## Problem
Output every entry exactly as given.

## Data
● ● ● ● ●

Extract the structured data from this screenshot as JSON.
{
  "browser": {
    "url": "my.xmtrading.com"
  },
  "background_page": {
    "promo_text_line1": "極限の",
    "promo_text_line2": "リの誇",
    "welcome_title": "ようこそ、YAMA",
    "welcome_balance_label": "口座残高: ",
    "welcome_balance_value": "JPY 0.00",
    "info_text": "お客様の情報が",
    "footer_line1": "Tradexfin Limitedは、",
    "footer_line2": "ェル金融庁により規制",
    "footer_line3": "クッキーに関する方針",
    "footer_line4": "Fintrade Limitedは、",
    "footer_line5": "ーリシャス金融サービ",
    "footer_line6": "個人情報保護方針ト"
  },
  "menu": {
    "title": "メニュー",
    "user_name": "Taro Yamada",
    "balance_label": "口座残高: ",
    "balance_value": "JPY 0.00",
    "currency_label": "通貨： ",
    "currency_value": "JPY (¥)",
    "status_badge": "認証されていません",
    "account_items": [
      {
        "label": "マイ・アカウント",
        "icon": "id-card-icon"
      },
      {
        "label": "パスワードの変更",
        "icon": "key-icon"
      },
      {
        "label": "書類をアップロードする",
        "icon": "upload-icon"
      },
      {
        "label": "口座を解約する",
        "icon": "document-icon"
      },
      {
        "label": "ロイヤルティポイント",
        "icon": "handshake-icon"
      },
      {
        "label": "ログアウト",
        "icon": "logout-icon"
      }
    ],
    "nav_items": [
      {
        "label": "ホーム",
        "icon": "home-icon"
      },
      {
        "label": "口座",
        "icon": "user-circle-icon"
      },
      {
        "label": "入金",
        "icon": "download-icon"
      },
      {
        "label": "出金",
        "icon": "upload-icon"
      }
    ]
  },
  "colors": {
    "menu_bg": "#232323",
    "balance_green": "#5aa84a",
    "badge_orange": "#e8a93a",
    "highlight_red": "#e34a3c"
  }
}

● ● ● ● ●

## Written solution
Extract the structured data from this screenshot as JSON.
{
  "browser": {
    "url": "my.xmtrading.com"
  },
  "background_page": {
    "promo_text_line1": "極限の",
    "promo_text_line2": "リの誇",
    "welcome_title": "ようこそ、YAMA",
    "welcome_balance_label": "口座残高: ",
    "welcome_balance_value": "JPY 0.00",
    "info_text": "お客様の情報が",
    "footer_line1": "Tradexfin Limitedは、",
    "footer_line2": "ェル金融庁により規制",
    "footer_line3": "クッキーに関する方針",
    "footer_line4": "Fintrade Limitedは、",
    "footer_line5": "ーリシャス金融サービ",
    "footer_line6": "個人情報保護方針ト"
  },
  "menu": {
    "title": "メニュー",
    "user_name": "Taro Yamada",
    "balance_label": "口座残高: ",
    "balance_value": "JPY 0.00",
    "currency_label": "通貨： ",
    "currency_value": "JPY (¥)",
    "status_badge": "認証されていません",
    "account_items": [
      {
        "label": "マイ・アカウント",
        "icon": "id-card-icon"
      },
      {
        "label": "パスワードの変更",
        "icon": "key-icon"
      },
      {
        "label": "書類をアップロードする",
        "icon": "upload-icon"
      },
      {
        "label": "口座を解約する",
        "icon": "document-icon"
      },
      {
        "label": "ロイヤルティポイント",
        "icon": "handshake-icon"
      },
      {
        "label": "ログアウト",
        "icon": "logout-icon"
      }
    ],
    "nav_items": [
      {
        "label": "ホーム",
        "icon": "home-icon"
      },
      {
        "label": "口座",
        "icon": "user-circle-icon"
      },
      {
        "label": "入金",
        "icon": "download-icon"
      },
      {
        "label": "出金",
        "icon": "upload-icon"
      }
    ]
  },
  "colors": {
    "menu_bg": "#232323",
    "balance_green": "#5aa84a",
    "badge_orange": "#e8a93a",
    "highlight_red": "#e34a3c"
  }
}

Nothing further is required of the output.